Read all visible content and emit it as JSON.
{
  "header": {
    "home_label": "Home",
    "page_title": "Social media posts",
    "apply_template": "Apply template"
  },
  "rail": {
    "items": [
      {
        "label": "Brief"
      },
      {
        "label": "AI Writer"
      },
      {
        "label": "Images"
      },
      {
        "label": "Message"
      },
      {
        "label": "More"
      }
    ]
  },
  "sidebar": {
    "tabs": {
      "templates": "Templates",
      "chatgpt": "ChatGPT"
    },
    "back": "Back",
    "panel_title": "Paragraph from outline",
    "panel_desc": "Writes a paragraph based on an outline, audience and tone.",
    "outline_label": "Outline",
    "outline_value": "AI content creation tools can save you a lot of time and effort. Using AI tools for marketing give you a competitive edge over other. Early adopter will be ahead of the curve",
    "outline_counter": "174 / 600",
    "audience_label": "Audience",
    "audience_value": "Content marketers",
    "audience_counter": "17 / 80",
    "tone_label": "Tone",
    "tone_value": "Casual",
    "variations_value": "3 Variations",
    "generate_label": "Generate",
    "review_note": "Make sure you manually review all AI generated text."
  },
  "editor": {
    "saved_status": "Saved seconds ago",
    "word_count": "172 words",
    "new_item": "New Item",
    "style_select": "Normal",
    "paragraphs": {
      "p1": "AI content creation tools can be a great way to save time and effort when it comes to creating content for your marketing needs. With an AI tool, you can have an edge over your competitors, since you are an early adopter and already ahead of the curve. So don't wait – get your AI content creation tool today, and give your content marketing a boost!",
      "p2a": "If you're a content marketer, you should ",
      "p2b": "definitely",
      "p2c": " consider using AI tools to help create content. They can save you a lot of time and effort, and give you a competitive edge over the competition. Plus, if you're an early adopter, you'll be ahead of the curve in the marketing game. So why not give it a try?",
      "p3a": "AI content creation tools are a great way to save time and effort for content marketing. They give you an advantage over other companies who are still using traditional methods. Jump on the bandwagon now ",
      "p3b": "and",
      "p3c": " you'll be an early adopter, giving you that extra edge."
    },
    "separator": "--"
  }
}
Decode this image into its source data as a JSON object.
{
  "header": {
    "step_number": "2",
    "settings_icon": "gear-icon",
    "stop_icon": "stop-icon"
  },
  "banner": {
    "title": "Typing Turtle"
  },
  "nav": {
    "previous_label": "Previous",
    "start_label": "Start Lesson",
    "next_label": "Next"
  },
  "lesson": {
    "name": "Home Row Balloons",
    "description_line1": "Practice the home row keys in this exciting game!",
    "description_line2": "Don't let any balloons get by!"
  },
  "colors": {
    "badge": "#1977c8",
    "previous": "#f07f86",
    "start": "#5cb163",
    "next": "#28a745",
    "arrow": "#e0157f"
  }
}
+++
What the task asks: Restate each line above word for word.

Written reply:
Read all visible content and emit it as JSON.
{
  "header": {
    "home_label": "Home",
    "page_title": "Social media posts",
    "apply_template": "Apply template"
  },
  "rail": {
    "items": [
      {
        "label": "Brief"
      },
      {
        "label": "AI Writer"
      },
      {
        "label": "Images"
      },
      {
        "label": "Message"
      },
      {
        "label": "More"
      }
    ]
  },
  "sidebar": {
    "tabs": {
      "templates": "Templates",
      "chatgpt": "ChatGPT"
    },
    "back": "Back",
    "panel_title": "Paragraph from outline",
    "panel_desc": "Writes a paragraph based on an outline, audience and tone.",
    "outline_label": "Outline",
    "outline_value": "AI content creation tools can save you a lot of time and effort. Using AI tools for marketing give you a competitive edge over other. Early adopter will be ahead of the curve",
    "outline_counter": "174 / 600",
    "audience_label": "Audience",
    "audience_value": "Content marketers",
    "audience_counter": "17 / 80",
    "tone_label": "Tone",
    "tone_value": "Casual",
    "variations_value": "3 Variations",
    "generate_label": "Generate",
    "review_note": "Make sure you manually review all AI generated text."
  },
  "editor": {
    "saved_status": "Saved seconds ago",
    "word_count": "172 words",
    "new_item": "New Item",
    "style_select": "Normal",
    "paragraphs": {
      "p1": "AI content creation tools can be a great way to save time and effort when it comes to creating content for your marketing needs. With an AI tool, you can have an edge over your competitors, since you are an early adopter and already ahead of the curve. So don't wait – get your AI content creation tool today, and give your content marketing a boost!",
      "p2a": "If you're a content marketer, you should ",
      "p2b": "definitely",
      "p2c": " consider using AI tools to help create content. They can save you a lot of time and effort, and give you a competitive edge over the competition. Plus, if you're an early adopter, you'll be ahead of the curve in the marketing game. So why not give it a try?",
      "p3a": "AI content creation tools are a great way to save time and effort for content marketing. They give you an advantage over other companies who are still using traditional methods. Jump on the bandwagon now ",
      "p3b": "and",
      "p3c": " you'll be an early adopter, giving you that extra edge."
    },
    "separator": "--"
  }
}
Decode this image into its source data as a JSON object.
{
  "header": {
    "step_number": "2",
    "settings_icon": "gear-icon",
    "stop_icon": "stop-icon"
  },
  "banner": {
    "title": "Typing Turtle"
  },
  "nav": {
    "previous_label": "Previous",
    "start_label": "Start Lesson",
    "next_label": "Next"
  },
  "lesson": {
    "name": "Home Row Balloons",
    "description_line1": "Practice the home row keys in this exciting game!",
    "description_line2": "Don't let any balloons get by!"
  },
  "colors": {
    "badge": "#1977c8",
    "previous": "#f07f86",
    "start": "#5cb163",
    "next": "#28a745",
    "arrow": "#e0157f"
  }
}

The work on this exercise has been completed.